Heightened scrutiny under the Second Amendment struck these down. If there was evidence that such location restrictions were for legitimate governmental purposes (environmental, crime) they might have survived, but even the city's own "experts" admitted that there was no evidence to support such claims. That law enforcement and private security firm ranges are exempt from these rules shows that there is no basis for their claims.
Concerning the minor prohibition"
The City staked most of its case on the categorical argument and made little effort to justify prohibiting older adolescents and teens from engaging in supervised target practice at a range. Its rationale rests largely on an argument from “common sense” about public safety and the safety of children. Yet even common sense does not lie with the City.Remember that "common sense" is the phrase gun control groups use to justify laws for which they have no data demonstrating a benefit.

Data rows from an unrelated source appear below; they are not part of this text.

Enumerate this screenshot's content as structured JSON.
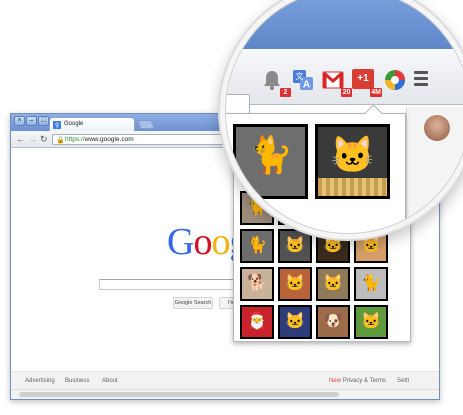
{
  "browser": {
    "tab_title": "Google",
    "tab_favicon": "google-favicon",
    "window_controls": [
      "×",
      "–",
      "□"
    ],
    "url_scheme": "https://",
    "url_host": "www.google.com"
  },
  "google": {
    "logo_letters": [
      "G",
      "o",
      "o",
      "g"
    ],
    "logo_colors": [
      "#3369e8",
      "#d50f25",
      "#eeb211",
      "#3369e8"
    ],
    "search_button": "Google Search",
    "lucky_button": "I'm F",
    "footer": {
      "advertising": "Advertising",
      "business": "Business",
      "about": "About",
      "new_badge": "New",
      "privacy": "Privacy & Terms",
      "settings": "Setti"
    }
  },
  "extensions": {
    "notifications_badge": "2",
    "gmail_badge": "20",
    "gplus_label": "+1",
    "gplus_badge": "4M",
    "icons": [
      "notification-bell-icon",
      "translate-icon",
      "gmail-icon",
      "google-plus-icon",
      "photo-grid-extension-icon",
      "menu-icon"
    ]
  },
  "popup": {
    "thumbnails": [
      {
        "name": "cats-on-bench",
        "icon": "🐈",
        "bg": "#7b7b7b"
      },
      {
        "name": "kittens-in-basket",
        "icon": "🐱",
        "bg": "#4a4a4a"
      },
      {
        "name": "cat-on-rug",
        "icon": "🐈",
        "bg": "#9c8d7b"
      },
      {
        "name": "cat-red",
        "icon": "🐾",
        "bg": "#b5242a"
      },
      {
        "name": "cat-grey",
        "icon": "🐈",
        "bg": "#8f8f8f"
      },
      {
        "name": "cat-dark",
        "icon": "🐱",
        "bg": "#3c3c3c"
      },
      {
        "name": "cat-window",
        "icon": "🐈",
        "bg": "#6d6d6d"
      },
      {
        "name": "kitten-bw",
        "icon": "🐱",
        "bg": "#525252"
      },
      {
        "name": "kitten-glow",
        "icon": "🐱",
        "bg": "#3a2b1c"
      },
      {
        "name": "kittens-pile",
        "icon": "🐱",
        "bg": "#d7a06b"
      },
      {
        "name": "dog-kitten",
        "icon": "🐕",
        "bg": "#c8b39a"
      },
      {
        "name": "hand-kitten",
        "icon": "🐱",
        "bg": "#b8623a"
      },
      {
        "name": "kitten-play",
        "icon": "🐱",
        "bg": "#8e7a5a"
      },
      {
        "name": "cat-mono",
        "icon": "🐈",
        "bg": "#bdbdbd"
      },
      {
        "name": "santa-cat",
        "icon": "🎅",
        "bg": "#c8232b"
      },
      {
        "name": "blue-kitten",
        "icon": "🐱",
        "bg": "#2c3d7a"
      },
      {
        "name": "cat-dog",
        "icon": "🐶",
        "bg": "#9c6b4a"
      },
      {
        "name": "cat-green",
        "icon": "🐱",
        "bg": "#5f9a3c"
      }
    ]
  }
}
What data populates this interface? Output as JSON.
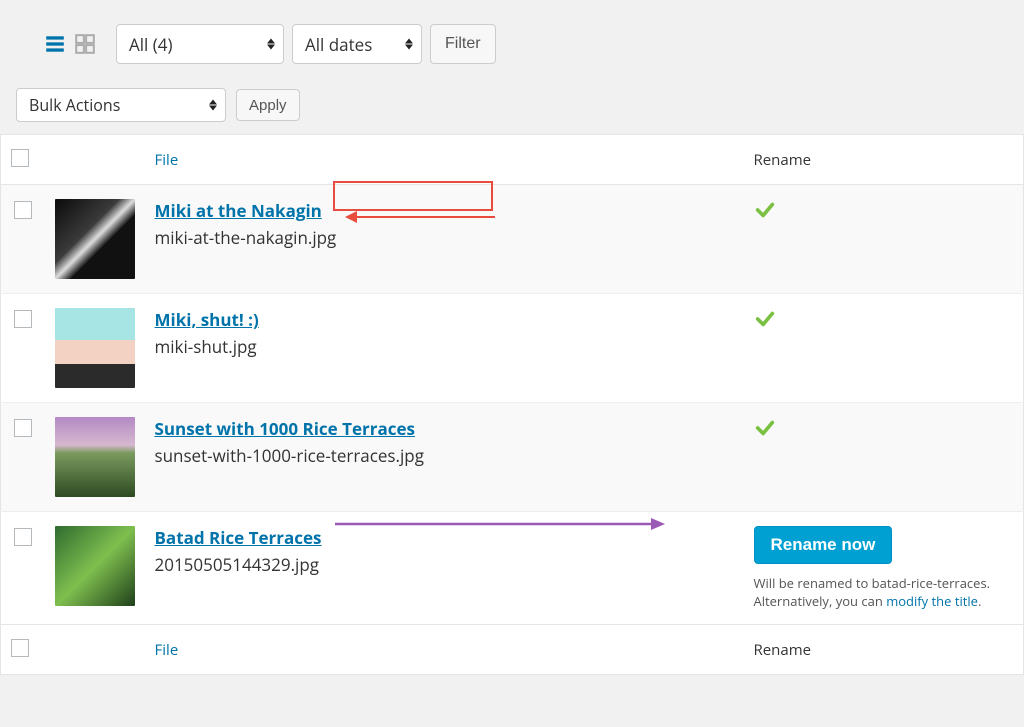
{
  "toolbar": {
    "media_filter": "All (4)",
    "date_filter": "All dates",
    "filter_button": "Filter"
  },
  "bulk": {
    "actions_label": "Bulk Actions",
    "apply_label": "Apply"
  },
  "columns": {
    "file": "File",
    "rename": "Rename"
  },
  "rows": [
    {
      "title": "Miki at the Nakagin",
      "filename": "miki-at-the-nakagin.jpg",
      "status": "ok",
      "thumb_class": "bw",
      "annot": "red"
    },
    {
      "title": "Miki, shut! :)",
      "filename": "miki-shut.jpg",
      "status": "ok",
      "thumb_class": "face"
    },
    {
      "title": "Sunset with 1000 Rice Terraces",
      "filename": "sunset-with-1000-rice-terraces.jpg",
      "status": "ok",
      "thumb_class": "sunset"
    },
    {
      "title": "Batad Rice Terraces",
      "filename": "20150505144329.jpg",
      "status": "needs_rename",
      "thumb_class": "batad",
      "annot": "purple"
    }
  ],
  "rename_action": {
    "button_label": "Rename now",
    "note_prefix": "Will be renamed to ",
    "note_target": "batad-rice-terraces",
    "note_suffix": ". Alternatively, you can ",
    "note_link": "modify the title",
    "note_end": "."
  },
  "colors": {
    "link": "#0073aa",
    "ok_check": "#7ac142",
    "rename_btn": "#00a0d2",
    "annot_red": "#e74c3c",
    "annot_purple": "#9b59b6"
  }
}
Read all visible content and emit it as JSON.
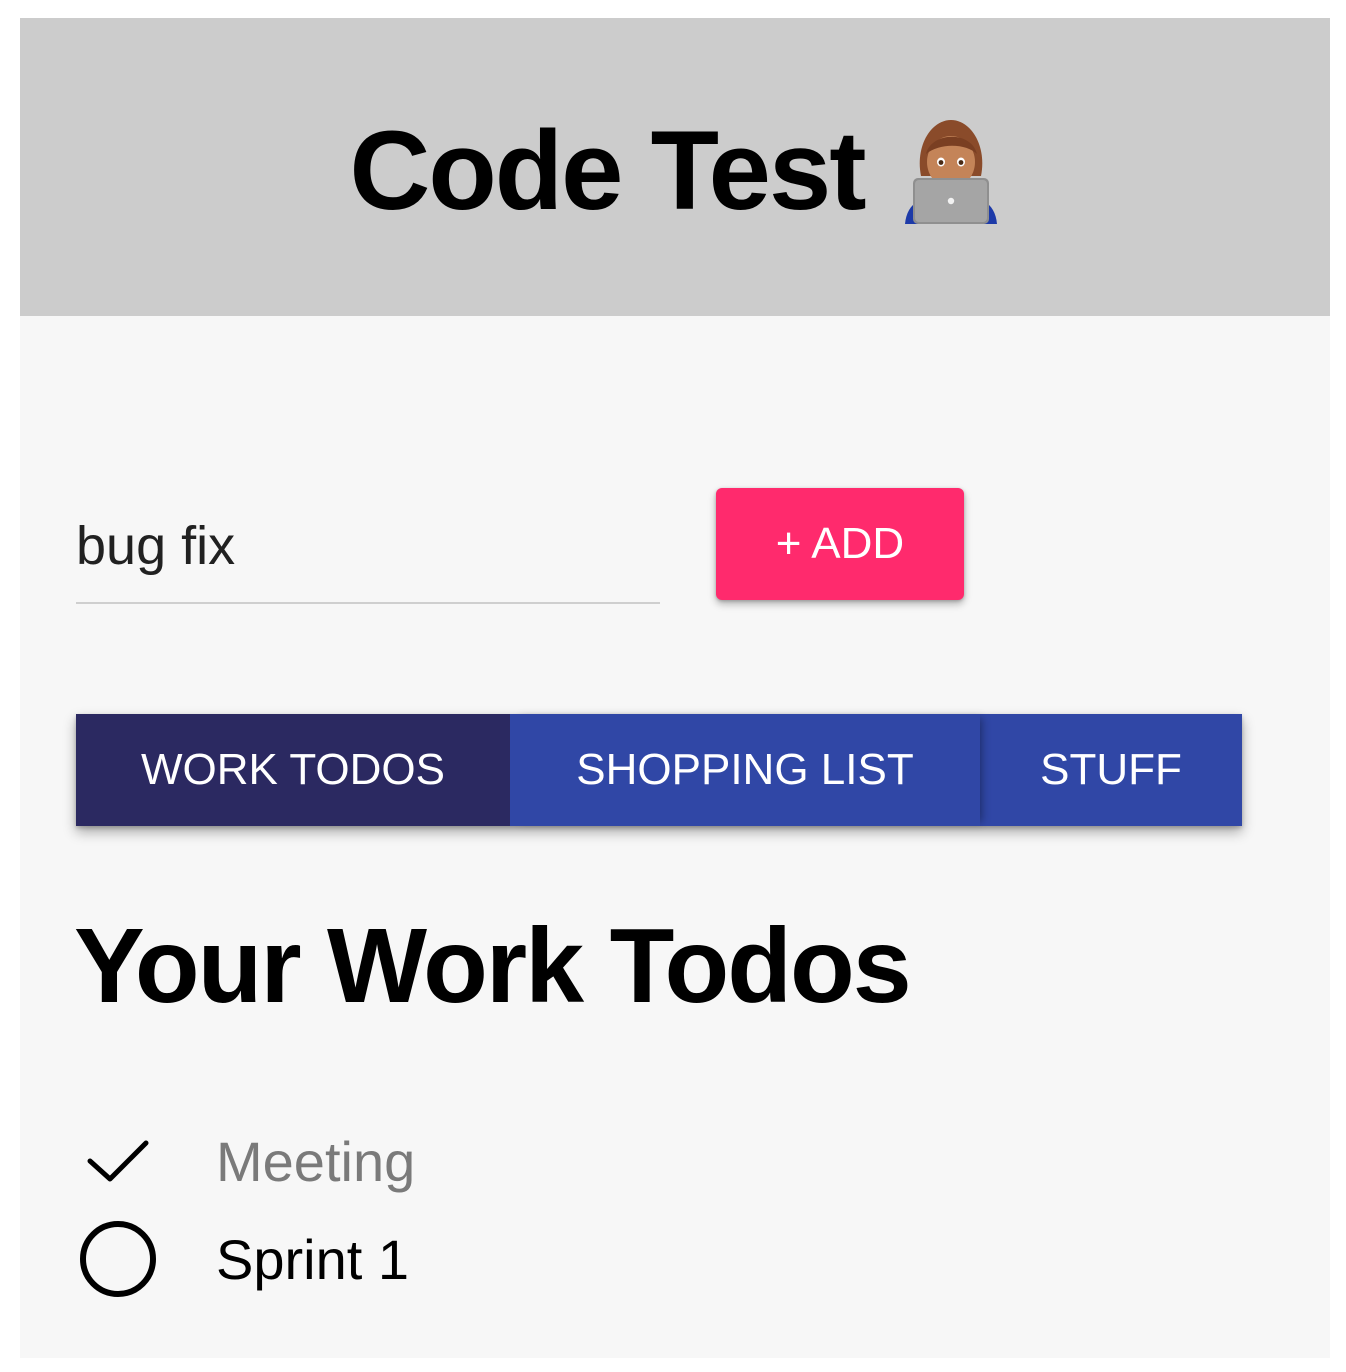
{
  "header": {
    "title": "Code Test",
    "emoji_icon": "woman-technologist-icon"
  },
  "form": {
    "input_value": "bug fix",
    "add_button_label": "+ ADD",
    "add_button_color": "#ff2a6d"
  },
  "tabs": [
    {
      "label": "WORK TODOS",
      "active": true
    },
    {
      "label": "SHOPPING LIST",
      "active": false
    },
    {
      "label": "STUFF",
      "active": false
    }
  ],
  "tab_colors": {
    "active": "#2b2961",
    "inactive": "#3047a6"
  },
  "section": {
    "title": "Your Work Todos"
  },
  "todos": [
    {
      "text": "Meeting",
      "completed": true,
      "icon": "checkmark-icon"
    },
    {
      "text": "Sprint 1",
      "completed": false,
      "icon": "empty-circle-icon"
    }
  ]
}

In what must have come as a surprise to the City, Commissioner Krimbel, the City’s own witness on this subject, actually agreed with the plaintiffs’ attorney that banning anyone under 18 from entering a shooting range goes too far and extends beyond legitimate safety concerns. Here’s a taste: “I will give you this: I believe [the age restriction] is inartfully drafted because it seem[s] clear to me that the purpose of it is to not have kids running around unsupervised.” And this: “[Y]ou might want to draft that a little bit differently” because shooting ranges are a “good place” to teach a youngster “how to fire a rifle.” And this: “In fact, my own son took a shooting class when he was 12, so I’m well aware of the fact it’s okay to teach a young person how to shoot a gun properly.” Commissioner Krimbel also conceded that the City lacked any data or empirical evidence to justify its blanket no-one-under-18 rule.